== Segment start ==

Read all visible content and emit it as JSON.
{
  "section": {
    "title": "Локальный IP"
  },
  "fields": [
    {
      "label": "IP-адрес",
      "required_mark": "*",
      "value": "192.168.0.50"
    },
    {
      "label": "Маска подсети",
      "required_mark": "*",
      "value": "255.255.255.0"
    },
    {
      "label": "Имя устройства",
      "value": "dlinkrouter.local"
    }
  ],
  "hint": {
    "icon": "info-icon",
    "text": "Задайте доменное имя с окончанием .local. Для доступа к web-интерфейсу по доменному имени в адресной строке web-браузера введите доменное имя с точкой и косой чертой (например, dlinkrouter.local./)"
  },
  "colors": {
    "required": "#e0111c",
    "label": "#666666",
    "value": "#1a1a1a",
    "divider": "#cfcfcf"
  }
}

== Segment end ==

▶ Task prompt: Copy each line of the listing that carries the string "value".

▶ Solution:
      "value": "192.168.0.50"
      "value": "255.255.255.0"
      "value": "dlinkrouter.local"
    "value": "#1a1a1a",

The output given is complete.